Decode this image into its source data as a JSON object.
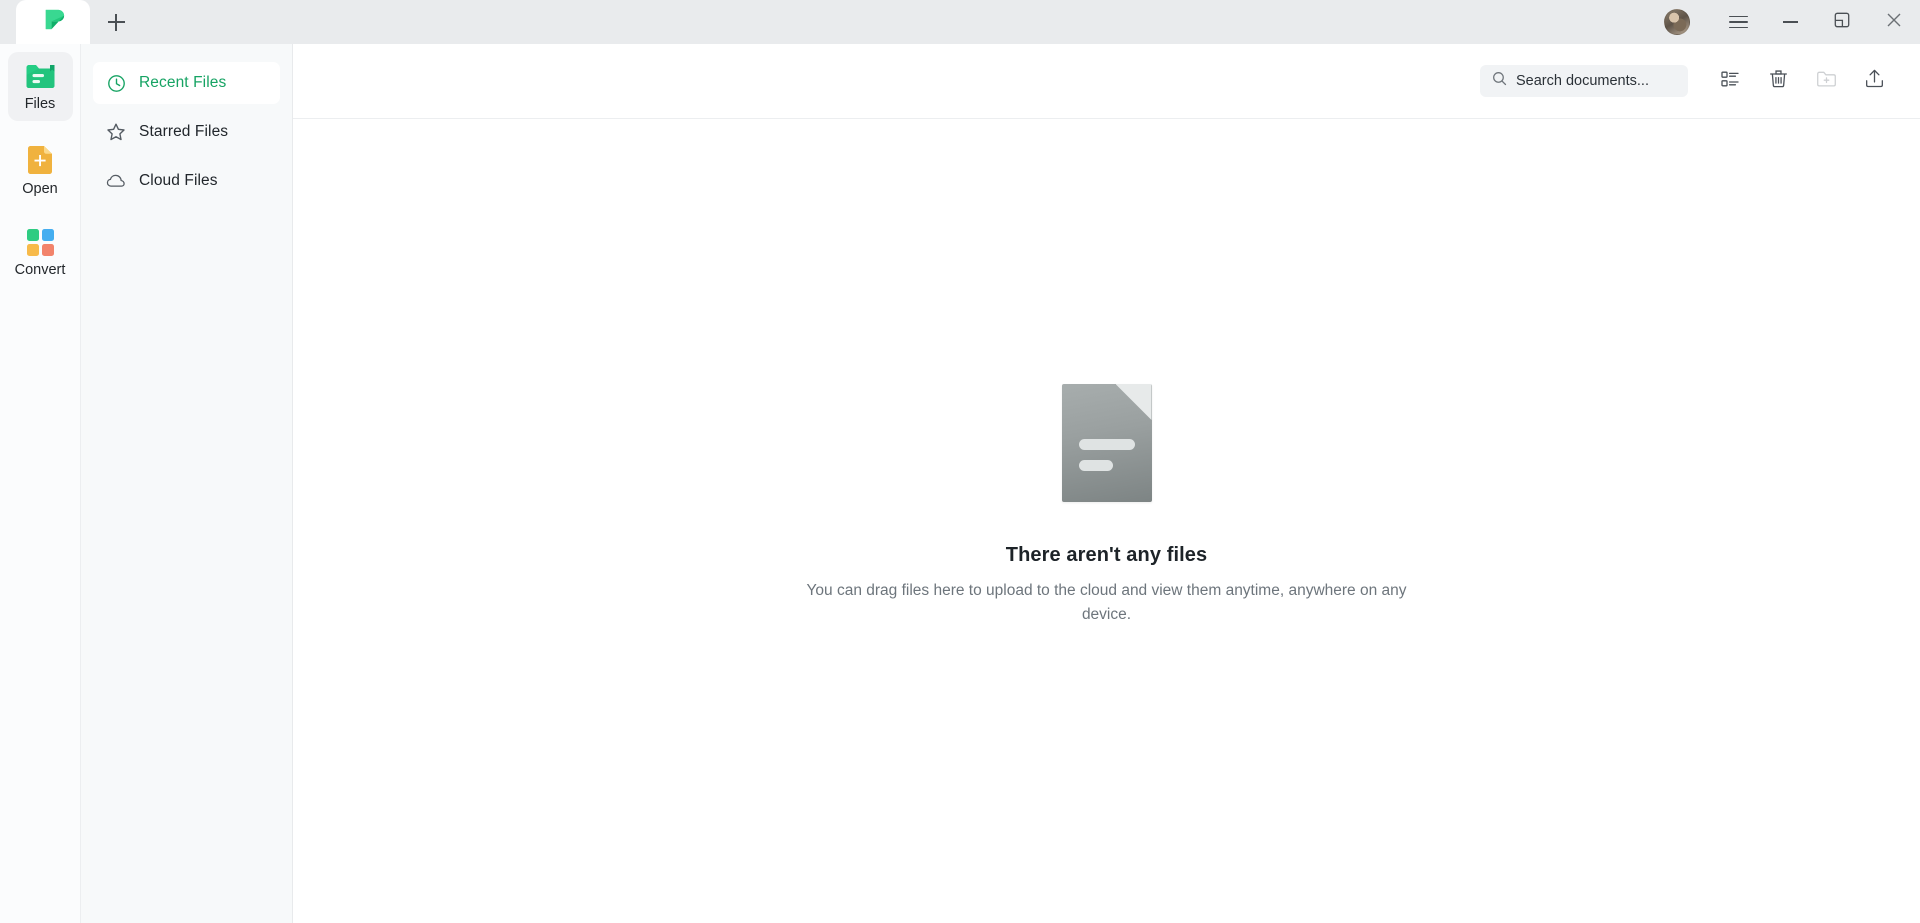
{
  "titlebar": {
    "tab_logo_name": "app-logo-p",
    "new_tab_icon": "plus-icon",
    "avatar_name": "user-avatar",
    "menu_icon": "hamburger-menu-icon",
    "minimize_icon": "minimize-icon",
    "restore_icon": "restore-window-icon",
    "close_icon": "close-icon"
  },
  "rail": {
    "items": [
      {
        "label": "Files",
        "icon": "files-folder-icon",
        "active": true
      },
      {
        "label": "Open",
        "icon": "open-file-plus-icon",
        "active": false
      },
      {
        "label": "Convert",
        "icon": "convert-grid-icon",
        "active": false
      }
    ]
  },
  "nav": {
    "items": [
      {
        "label": "Recent Files",
        "icon": "clock-icon",
        "active": true
      },
      {
        "label": "Starred Files",
        "icon": "star-icon",
        "active": false
      },
      {
        "label": "Cloud Files",
        "icon": "cloud-icon",
        "active": false
      }
    ]
  },
  "toolbar": {
    "search": {
      "value": "Search documents...",
      "placeholder": "Search documents...",
      "icon": "search-icon"
    },
    "buttons": [
      {
        "name": "list-view-icon",
        "label": "List view",
        "disabled": false
      },
      {
        "name": "recycle-bin-icon",
        "label": "Recycle bin",
        "disabled": false
      },
      {
        "name": "new-folder-icon",
        "label": "New folder",
        "disabled": true
      },
      {
        "name": "upload-icon",
        "label": "Upload",
        "disabled": false
      }
    ]
  },
  "empty_state": {
    "illustration": "document-file-icon",
    "title": "There aren't any files",
    "subtitle": "You can drag files here to upload to the cloud and view them anytime, anywhere on any device."
  },
  "colors": {
    "brand_green": "#16a363",
    "titlebar_bg": "#e9ebed",
    "nav_bg": "#f7f9fa",
    "main_bg": "#ffffff",
    "convert_green": "#2ecc82",
    "convert_blue": "#45aef0",
    "convert_yellow": "#f7ba4a",
    "convert_red": "#f2836b",
    "open_yellow": "#f0b23e"
  }
}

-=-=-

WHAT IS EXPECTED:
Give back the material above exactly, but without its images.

EXERCISE OUTPUT:
Decode this image into its source data as a JSON object.
{
  "titlebar": {
    "tab_logo_name": "app-logo-p",
    "new_tab_icon": "plus-icon",
    "avatar_name": "user-avatar",
    "menu_icon": "hamburger-menu-icon",
    "minimize_icon": "minimize-icon",
    "restore_icon": "restore-window-icon",
    "close_icon": "close-icon"
  },
  "rail": {
    "items": [
      {
        "label": "Files",
        "icon": "files-folder-icon",
        "active": true
      },
      {
        "label": "Open",
        "icon": "open-file-plus-icon",
        "active": false
      },
      {
        "label": "Convert",
        "icon": "convert-grid-icon",
        "active": false
      }
    ]
  },
  "nav": {
    "items": [
      {
        "label": "Recent Files",
        "icon": "clock-icon",
        "active": true
      },
      {
        "label": "Starred Files",
        "icon": "star-icon",
        "active": false
      },
      {
        "label": "Cloud Files",
        "icon": "cloud-icon",
        "active": false
      }
    ]
  },
  "toolbar": {
    "search": {
      "value": "Search documents...",
      "placeholder": "Search documents...",
      "icon": "search-icon"
    },
    "buttons": [
      {
        "name": "list-view-icon",
        "label": "List view",
        "disabled": false
      },
      {
        "name": "recycle-bin-icon",
        "label": "Recycle bin",
        "disabled": false
      },
      {
        "name": "new-folder-icon",
        "label": "New folder",
        "disabled": true
      },
      {
        "name": "upload-icon",
        "label": "Upload",
        "disabled": false
      }
    ]
  },
  "empty_state": {
    "illustration": "document-file-icon",
    "title": "There aren't any files",
    "subtitle": "You can drag files here to upload to the cloud and view them anytime, anywhere on any device."
  },
  "colors": {
    "brand_green": "#16a363",
    "titlebar_bg": "#e9ebed",
    "nav_bg": "#f7f9fa",
    "main_bg": "#ffffff",
    "convert_green": "#2ecc82",
    "convert_blue": "#45aef0",
    "convert_yellow": "#f7ba4a",
    "convert_red": "#f2836b",
    "open_yellow": "#f0b23e"
  }
}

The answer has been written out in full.